What this task involves: The answer is a number and nothing else: the count of lines in these entries containing the word "hint".

(Data records for software interfaces)
- - -
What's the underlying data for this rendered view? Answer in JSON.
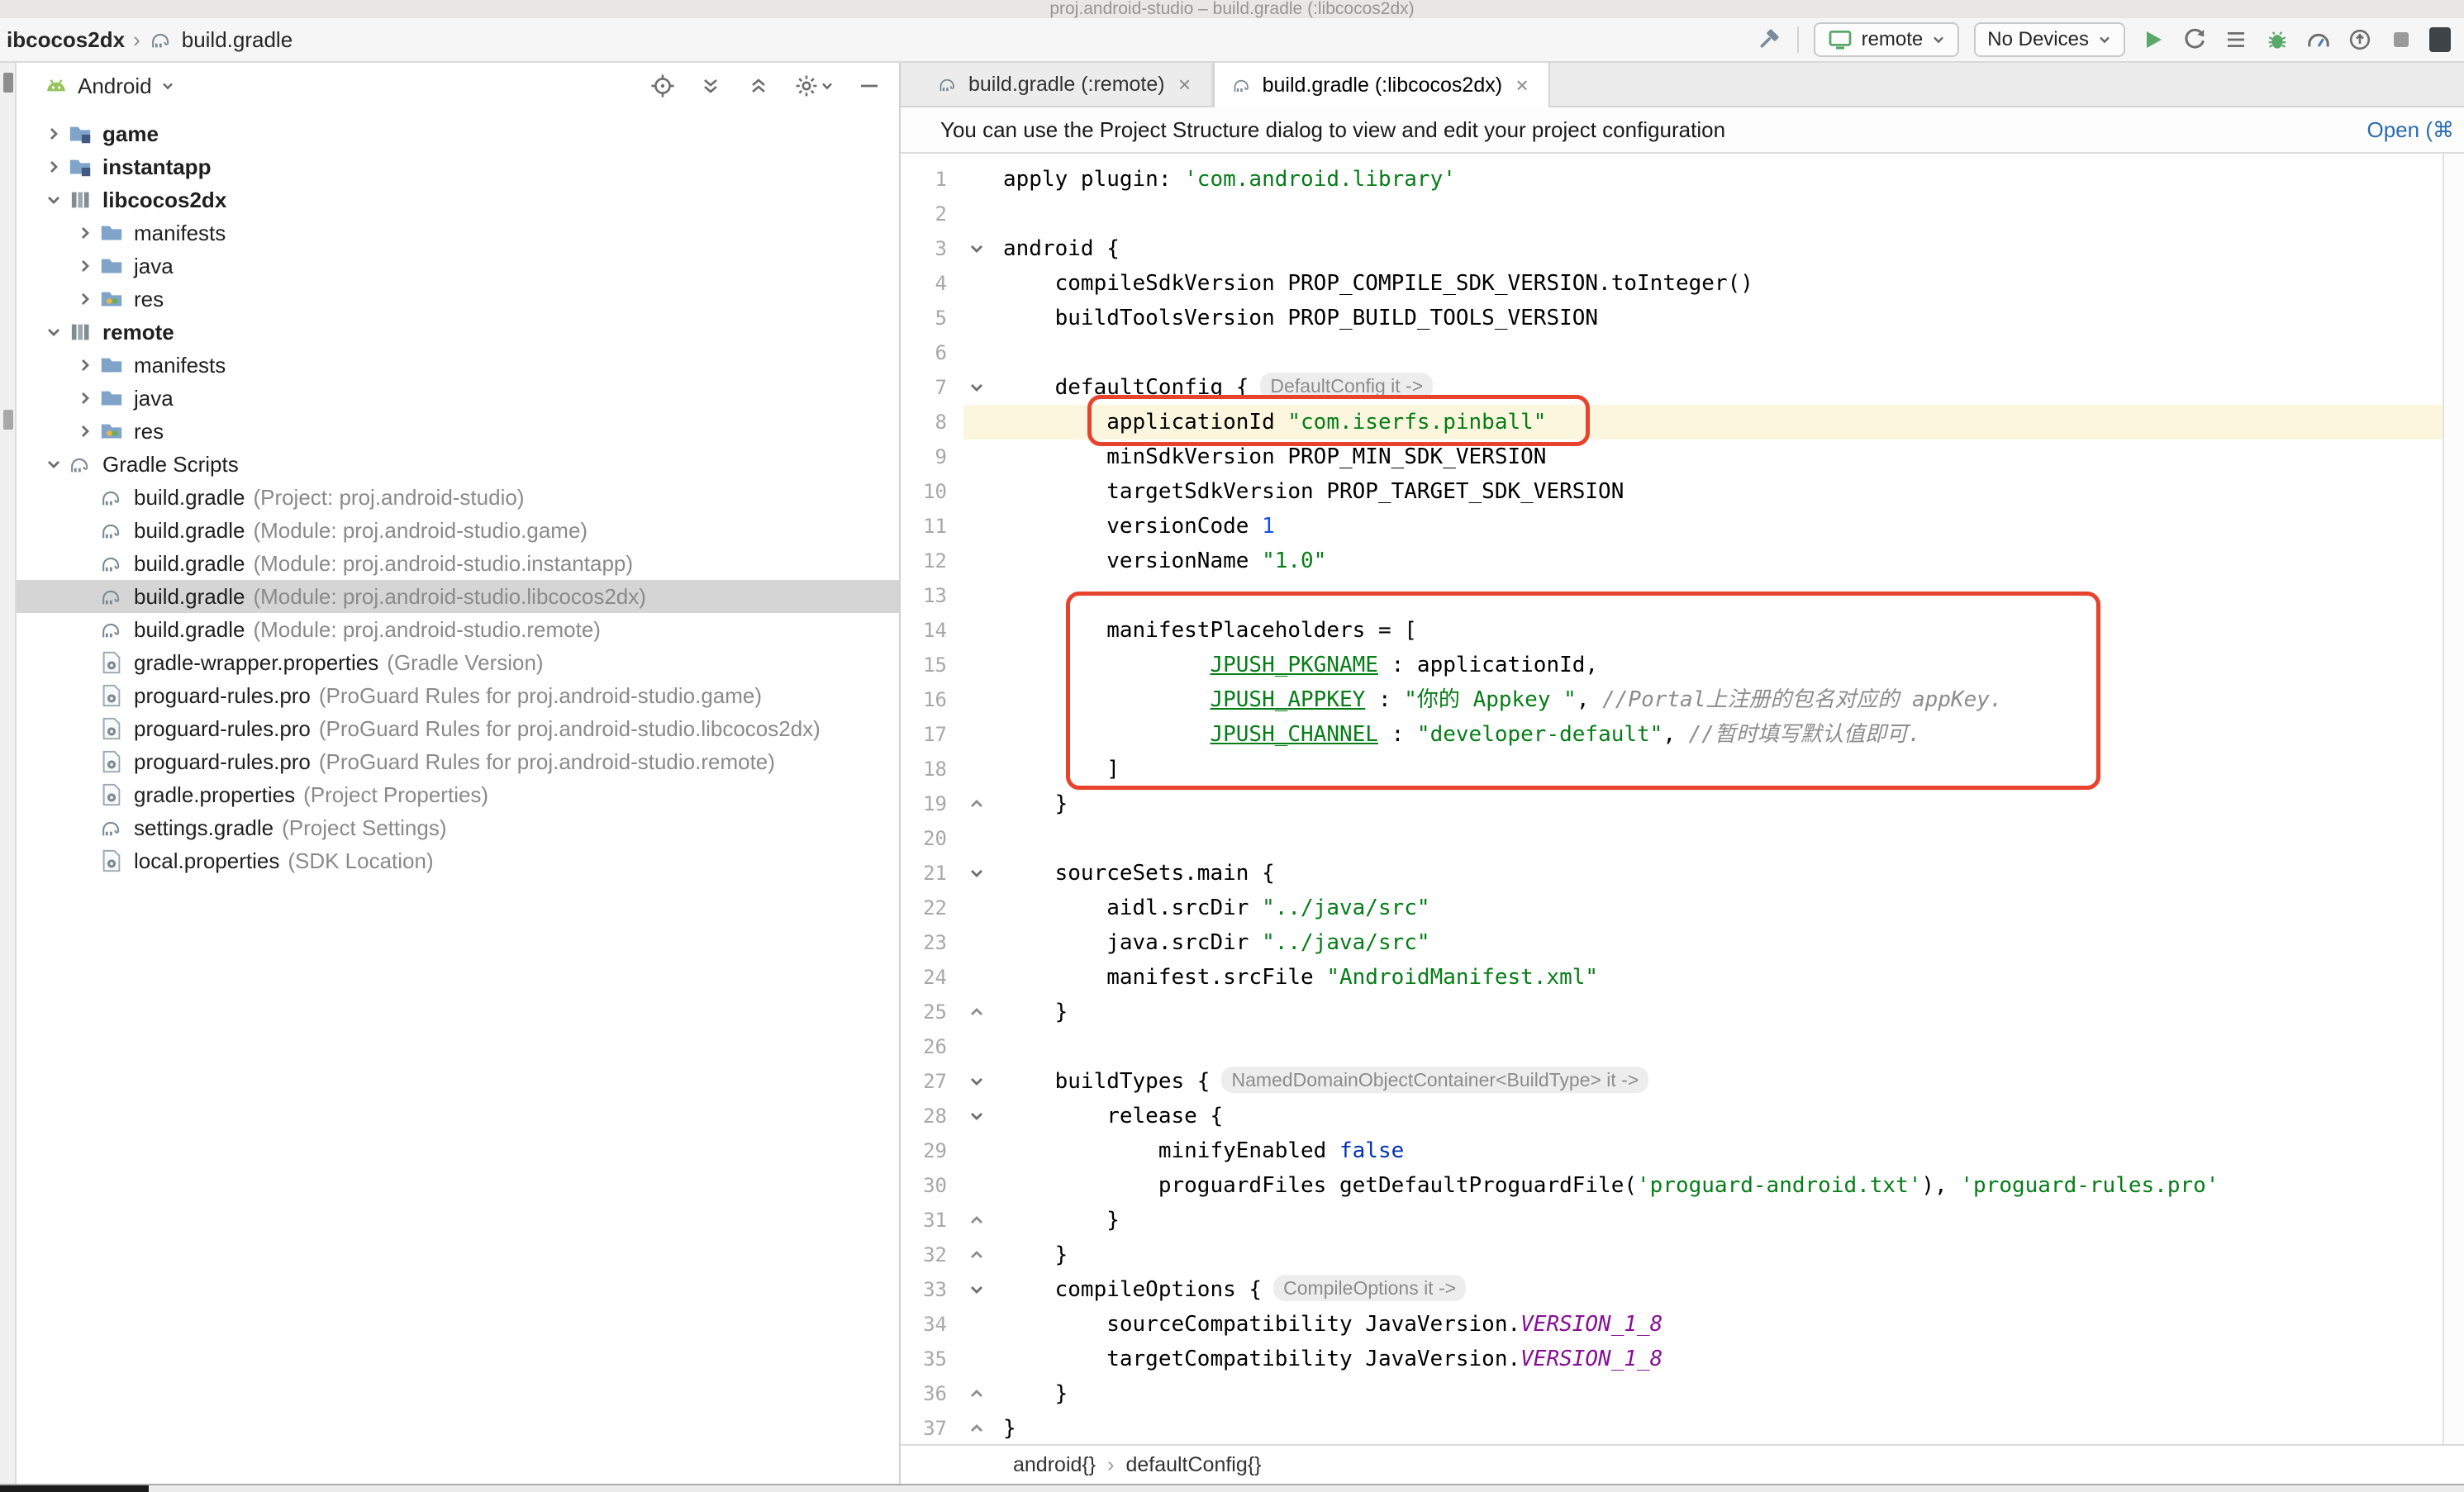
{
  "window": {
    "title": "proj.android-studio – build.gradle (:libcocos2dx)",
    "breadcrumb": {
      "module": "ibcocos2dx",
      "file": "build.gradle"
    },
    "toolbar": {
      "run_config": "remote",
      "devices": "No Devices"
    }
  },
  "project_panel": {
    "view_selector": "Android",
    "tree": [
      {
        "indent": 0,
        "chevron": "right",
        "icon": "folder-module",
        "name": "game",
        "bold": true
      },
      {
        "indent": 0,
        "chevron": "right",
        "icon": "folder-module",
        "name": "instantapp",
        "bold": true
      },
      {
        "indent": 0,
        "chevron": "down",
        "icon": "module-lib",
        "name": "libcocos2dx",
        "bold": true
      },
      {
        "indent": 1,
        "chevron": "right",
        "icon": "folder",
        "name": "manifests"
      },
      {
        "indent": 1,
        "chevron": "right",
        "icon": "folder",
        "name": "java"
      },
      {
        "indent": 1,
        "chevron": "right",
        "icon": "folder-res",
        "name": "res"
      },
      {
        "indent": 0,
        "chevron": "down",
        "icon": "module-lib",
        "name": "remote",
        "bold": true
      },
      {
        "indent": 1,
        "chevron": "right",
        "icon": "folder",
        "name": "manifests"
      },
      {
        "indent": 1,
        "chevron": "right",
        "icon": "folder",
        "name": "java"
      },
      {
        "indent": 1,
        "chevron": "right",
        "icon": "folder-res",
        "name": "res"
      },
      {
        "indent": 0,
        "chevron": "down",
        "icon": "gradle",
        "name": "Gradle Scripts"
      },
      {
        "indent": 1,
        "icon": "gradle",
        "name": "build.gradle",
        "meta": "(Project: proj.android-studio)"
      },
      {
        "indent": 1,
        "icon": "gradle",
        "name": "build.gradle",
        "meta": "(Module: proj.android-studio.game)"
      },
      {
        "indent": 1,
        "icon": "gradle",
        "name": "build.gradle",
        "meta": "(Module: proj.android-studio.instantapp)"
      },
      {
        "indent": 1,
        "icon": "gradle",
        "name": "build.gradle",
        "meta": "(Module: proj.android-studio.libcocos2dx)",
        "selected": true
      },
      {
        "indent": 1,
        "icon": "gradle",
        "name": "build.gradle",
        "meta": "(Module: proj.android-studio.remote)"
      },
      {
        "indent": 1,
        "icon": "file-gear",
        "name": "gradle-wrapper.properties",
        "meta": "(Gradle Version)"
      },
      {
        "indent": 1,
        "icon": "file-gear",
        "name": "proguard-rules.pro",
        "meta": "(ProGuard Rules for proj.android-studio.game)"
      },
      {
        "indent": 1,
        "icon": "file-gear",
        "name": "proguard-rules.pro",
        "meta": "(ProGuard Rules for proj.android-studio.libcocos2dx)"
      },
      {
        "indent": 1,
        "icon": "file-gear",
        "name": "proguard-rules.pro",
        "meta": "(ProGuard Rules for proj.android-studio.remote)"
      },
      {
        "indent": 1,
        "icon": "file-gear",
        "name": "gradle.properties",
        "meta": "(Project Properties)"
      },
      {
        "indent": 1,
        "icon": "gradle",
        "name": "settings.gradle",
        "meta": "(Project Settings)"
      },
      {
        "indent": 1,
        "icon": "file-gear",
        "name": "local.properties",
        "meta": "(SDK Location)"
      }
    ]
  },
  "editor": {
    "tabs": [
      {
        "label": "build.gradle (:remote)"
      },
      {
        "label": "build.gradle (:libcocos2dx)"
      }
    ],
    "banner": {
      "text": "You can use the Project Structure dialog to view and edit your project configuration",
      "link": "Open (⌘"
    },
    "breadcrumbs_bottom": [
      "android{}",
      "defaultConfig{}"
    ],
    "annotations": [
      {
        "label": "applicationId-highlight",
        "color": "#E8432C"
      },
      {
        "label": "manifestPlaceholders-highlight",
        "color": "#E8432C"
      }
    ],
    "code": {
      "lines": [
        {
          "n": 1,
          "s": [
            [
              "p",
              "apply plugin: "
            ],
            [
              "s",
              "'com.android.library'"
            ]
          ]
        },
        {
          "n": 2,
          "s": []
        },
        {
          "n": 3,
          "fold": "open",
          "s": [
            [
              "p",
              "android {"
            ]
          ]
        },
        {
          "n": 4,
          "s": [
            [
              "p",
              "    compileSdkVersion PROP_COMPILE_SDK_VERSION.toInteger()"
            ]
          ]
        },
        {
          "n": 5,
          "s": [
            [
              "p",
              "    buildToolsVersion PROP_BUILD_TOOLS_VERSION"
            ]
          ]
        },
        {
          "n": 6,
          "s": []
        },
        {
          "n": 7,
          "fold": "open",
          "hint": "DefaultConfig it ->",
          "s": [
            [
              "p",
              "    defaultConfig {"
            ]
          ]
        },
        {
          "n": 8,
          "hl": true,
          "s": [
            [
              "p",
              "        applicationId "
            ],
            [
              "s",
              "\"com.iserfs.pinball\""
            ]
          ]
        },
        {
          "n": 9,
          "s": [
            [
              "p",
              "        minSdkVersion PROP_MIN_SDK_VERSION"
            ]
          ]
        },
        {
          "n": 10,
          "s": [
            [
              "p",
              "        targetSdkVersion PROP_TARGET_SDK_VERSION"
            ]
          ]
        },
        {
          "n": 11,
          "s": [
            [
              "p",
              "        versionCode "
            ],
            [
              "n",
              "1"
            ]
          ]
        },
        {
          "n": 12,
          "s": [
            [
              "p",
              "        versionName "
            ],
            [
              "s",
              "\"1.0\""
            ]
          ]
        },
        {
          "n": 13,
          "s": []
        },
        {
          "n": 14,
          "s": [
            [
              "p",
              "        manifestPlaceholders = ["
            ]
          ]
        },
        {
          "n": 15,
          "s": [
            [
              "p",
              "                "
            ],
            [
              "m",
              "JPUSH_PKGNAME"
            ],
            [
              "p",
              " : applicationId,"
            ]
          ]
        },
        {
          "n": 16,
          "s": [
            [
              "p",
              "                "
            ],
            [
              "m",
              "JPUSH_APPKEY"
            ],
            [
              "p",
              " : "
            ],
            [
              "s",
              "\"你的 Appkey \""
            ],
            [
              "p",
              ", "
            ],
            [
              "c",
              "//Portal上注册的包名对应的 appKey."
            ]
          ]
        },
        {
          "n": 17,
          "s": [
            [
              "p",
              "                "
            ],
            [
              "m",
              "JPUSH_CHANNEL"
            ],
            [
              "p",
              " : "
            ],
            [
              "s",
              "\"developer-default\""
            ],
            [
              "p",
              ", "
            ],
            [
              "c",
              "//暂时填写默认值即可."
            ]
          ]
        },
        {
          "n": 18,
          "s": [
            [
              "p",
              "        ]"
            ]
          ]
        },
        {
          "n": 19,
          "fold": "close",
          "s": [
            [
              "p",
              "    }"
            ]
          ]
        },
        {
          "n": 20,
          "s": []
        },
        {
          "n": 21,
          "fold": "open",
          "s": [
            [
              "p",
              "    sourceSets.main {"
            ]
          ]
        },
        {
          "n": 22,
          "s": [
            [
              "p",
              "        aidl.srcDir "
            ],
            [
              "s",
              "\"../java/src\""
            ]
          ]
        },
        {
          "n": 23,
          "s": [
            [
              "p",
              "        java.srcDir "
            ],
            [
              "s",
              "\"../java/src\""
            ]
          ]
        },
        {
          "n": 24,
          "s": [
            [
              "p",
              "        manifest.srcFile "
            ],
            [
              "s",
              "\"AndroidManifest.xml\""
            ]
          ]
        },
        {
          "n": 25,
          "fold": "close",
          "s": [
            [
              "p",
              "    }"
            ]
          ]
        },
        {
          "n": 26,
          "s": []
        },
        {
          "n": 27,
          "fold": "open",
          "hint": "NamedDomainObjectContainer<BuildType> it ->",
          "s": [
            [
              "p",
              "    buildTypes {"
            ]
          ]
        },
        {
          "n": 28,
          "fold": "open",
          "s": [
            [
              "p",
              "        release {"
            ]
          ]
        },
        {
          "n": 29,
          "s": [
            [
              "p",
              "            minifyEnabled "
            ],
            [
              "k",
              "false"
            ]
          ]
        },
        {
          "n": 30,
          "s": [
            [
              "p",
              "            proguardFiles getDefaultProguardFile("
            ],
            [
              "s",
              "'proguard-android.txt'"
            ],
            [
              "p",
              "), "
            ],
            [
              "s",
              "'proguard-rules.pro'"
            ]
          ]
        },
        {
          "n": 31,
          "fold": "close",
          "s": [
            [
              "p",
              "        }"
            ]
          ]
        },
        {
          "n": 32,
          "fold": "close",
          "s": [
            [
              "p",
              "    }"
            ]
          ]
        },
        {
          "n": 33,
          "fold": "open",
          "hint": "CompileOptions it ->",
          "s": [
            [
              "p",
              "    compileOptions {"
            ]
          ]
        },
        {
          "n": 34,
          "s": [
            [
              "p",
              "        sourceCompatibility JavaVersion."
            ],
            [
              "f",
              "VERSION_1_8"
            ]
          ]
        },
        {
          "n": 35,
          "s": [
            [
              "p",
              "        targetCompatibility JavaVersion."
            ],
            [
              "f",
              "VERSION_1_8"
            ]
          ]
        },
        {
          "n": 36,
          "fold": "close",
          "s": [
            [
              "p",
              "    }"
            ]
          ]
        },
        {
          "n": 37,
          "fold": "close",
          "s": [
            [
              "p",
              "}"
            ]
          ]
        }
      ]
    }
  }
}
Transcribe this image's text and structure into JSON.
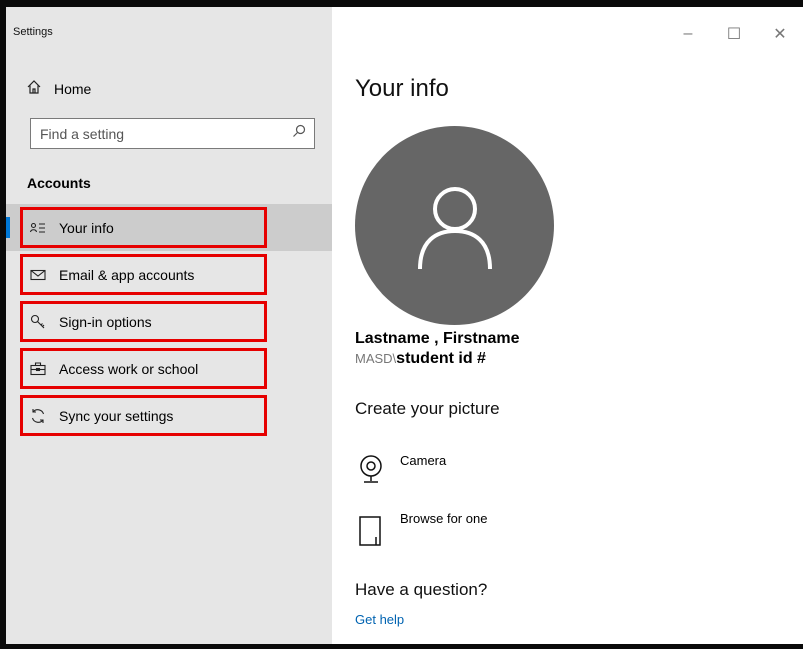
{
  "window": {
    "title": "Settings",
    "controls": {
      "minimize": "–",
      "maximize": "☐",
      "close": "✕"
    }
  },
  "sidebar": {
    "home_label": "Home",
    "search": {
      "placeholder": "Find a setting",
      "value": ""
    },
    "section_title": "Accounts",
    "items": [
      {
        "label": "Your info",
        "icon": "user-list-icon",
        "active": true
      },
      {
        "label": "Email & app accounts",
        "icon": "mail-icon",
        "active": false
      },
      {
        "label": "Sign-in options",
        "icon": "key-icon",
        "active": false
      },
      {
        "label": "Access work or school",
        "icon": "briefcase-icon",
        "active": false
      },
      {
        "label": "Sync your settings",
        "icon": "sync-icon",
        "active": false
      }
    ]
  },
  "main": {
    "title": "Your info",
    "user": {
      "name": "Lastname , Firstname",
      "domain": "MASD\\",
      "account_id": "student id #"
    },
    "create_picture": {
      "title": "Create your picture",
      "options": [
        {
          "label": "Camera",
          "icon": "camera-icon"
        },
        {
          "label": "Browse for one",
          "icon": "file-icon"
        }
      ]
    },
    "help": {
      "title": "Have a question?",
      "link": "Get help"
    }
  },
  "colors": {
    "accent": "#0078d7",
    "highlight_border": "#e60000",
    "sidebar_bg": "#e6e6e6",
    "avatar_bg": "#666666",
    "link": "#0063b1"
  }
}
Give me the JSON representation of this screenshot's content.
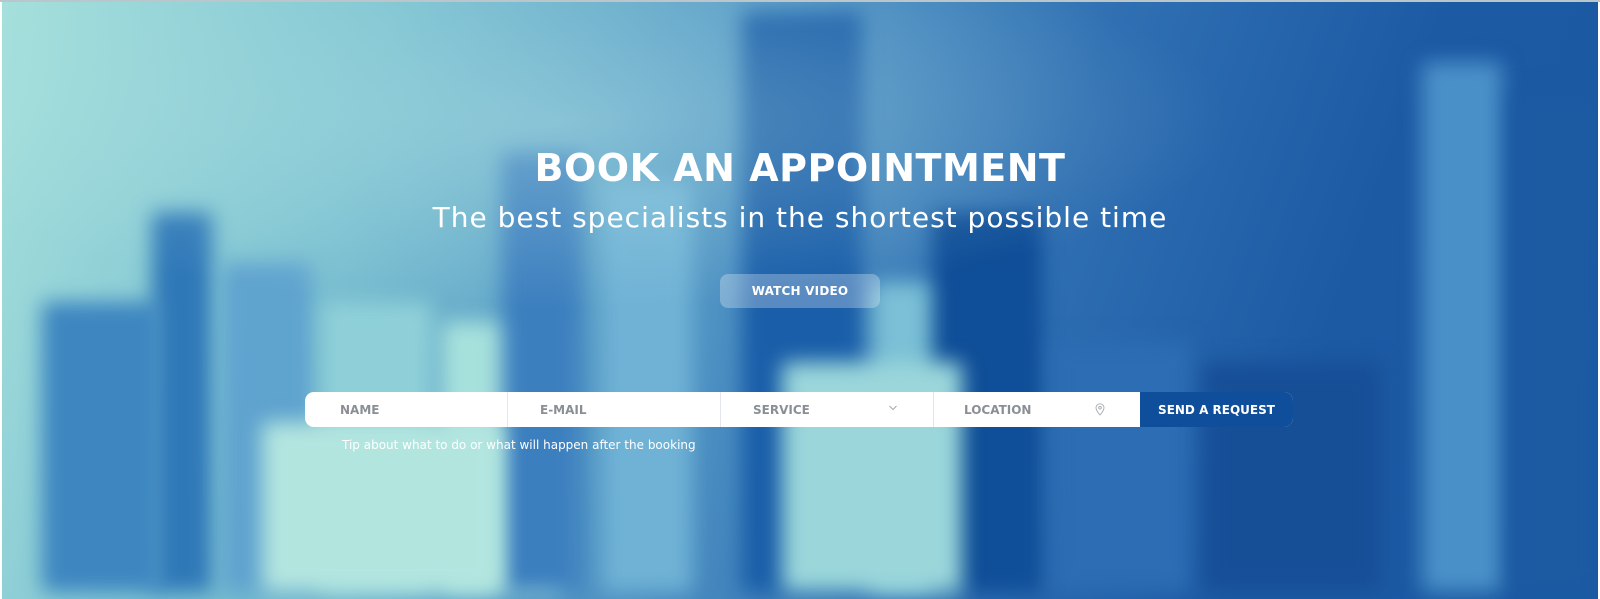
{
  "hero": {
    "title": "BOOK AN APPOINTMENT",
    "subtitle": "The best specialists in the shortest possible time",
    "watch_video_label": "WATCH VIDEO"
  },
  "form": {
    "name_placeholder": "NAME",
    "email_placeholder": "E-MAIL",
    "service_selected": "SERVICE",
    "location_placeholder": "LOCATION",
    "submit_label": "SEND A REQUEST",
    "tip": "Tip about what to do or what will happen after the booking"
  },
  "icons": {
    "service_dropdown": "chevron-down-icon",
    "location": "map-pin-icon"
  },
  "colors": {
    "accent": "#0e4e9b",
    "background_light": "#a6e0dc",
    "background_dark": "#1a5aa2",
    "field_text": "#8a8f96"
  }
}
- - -
Response: 3